>>
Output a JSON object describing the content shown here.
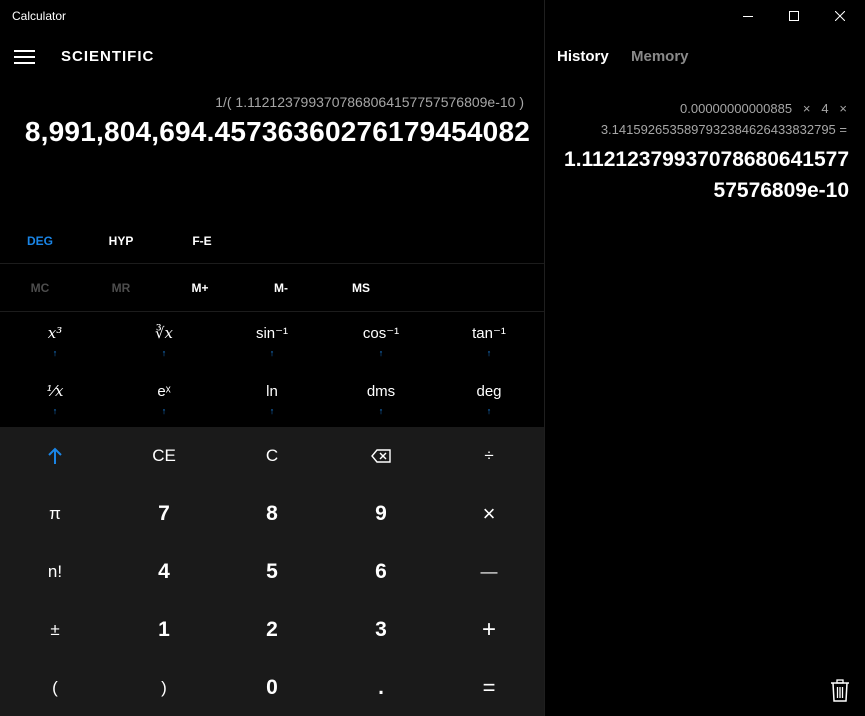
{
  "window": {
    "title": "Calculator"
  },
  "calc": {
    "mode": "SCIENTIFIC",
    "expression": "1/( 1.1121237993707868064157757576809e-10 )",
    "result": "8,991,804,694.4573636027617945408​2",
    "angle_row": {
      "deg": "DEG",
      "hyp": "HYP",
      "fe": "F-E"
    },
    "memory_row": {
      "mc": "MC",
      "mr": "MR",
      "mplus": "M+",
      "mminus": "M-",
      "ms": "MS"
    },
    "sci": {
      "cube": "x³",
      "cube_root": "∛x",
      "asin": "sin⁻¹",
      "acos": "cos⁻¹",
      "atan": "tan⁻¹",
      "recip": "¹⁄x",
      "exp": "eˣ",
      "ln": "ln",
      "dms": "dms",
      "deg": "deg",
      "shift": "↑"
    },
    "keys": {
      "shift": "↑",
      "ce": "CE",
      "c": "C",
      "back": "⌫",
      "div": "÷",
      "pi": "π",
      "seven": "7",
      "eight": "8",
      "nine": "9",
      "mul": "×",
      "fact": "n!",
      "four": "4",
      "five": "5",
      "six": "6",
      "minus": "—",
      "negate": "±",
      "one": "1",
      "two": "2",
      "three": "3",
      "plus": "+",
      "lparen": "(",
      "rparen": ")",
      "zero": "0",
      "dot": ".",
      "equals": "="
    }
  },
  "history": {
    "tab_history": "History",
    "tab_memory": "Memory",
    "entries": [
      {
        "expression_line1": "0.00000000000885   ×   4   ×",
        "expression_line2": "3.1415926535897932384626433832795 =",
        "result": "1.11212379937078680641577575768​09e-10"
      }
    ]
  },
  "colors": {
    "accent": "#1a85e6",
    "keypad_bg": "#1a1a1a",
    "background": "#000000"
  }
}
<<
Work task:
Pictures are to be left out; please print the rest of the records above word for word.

Task solution:
Output a JSON object describing the content shown here.
{
  "window": {
    "title": "Calculator"
  },
  "calc": {
    "mode": "SCIENTIFIC",
    "expression": "1/( 1.1121237993707868064157757576809e-10 )",
    "result": "8,991,804,694.4573636027617945408​2",
    "angle_row": {
      "deg": "DEG",
      "hyp": "HYP",
      "fe": "F-E"
    },
    "memory_row": {
      "mc": "MC",
      "mr": "MR",
      "mplus": "M+",
      "mminus": "M-",
      "ms": "MS"
    },
    "sci": {
      "cube": "x³",
      "cube_root": "∛x",
      "asin": "sin⁻¹",
      "acos": "cos⁻¹",
      "atan": "tan⁻¹",
      "recip": "¹⁄x",
      "exp": "eˣ",
      "ln": "ln",
      "dms": "dms",
      "deg": "deg",
      "shift": "↑"
    },
    "keys": {
      "shift": "↑",
      "ce": "CE",
      "c": "C",
      "back": "⌫",
      "div": "÷",
      "pi": "π",
      "seven": "7",
      "eight": "8",
      "nine": "9",
      "mul": "×",
      "fact": "n!",
      "four": "4",
      "five": "5",
      "six": "6",
      "minus": "—",
      "negate": "±",
      "one": "1",
      "two": "2",
      "three": "3",
      "plus": "+",
      "lparen": "(",
      "rparen": ")",
      "zero": "0",
      "dot": ".",
      "equals": "="
    }
  },
  "history": {
    "tab_history": "History",
    "tab_memory": "Memory",
    "entries": [
      {
        "expression_line1": "0.00000000000885   ×   4   ×",
        "expression_line2": "3.1415926535897932384626433832795 =",
        "result": "1.11212379937078680641577575768​09e-10"
      }
    ]
  },
  "colors": {
    "accent": "#1a85e6",
    "keypad_bg": "#1a1a1a",
    "background": "#000000"
  }
}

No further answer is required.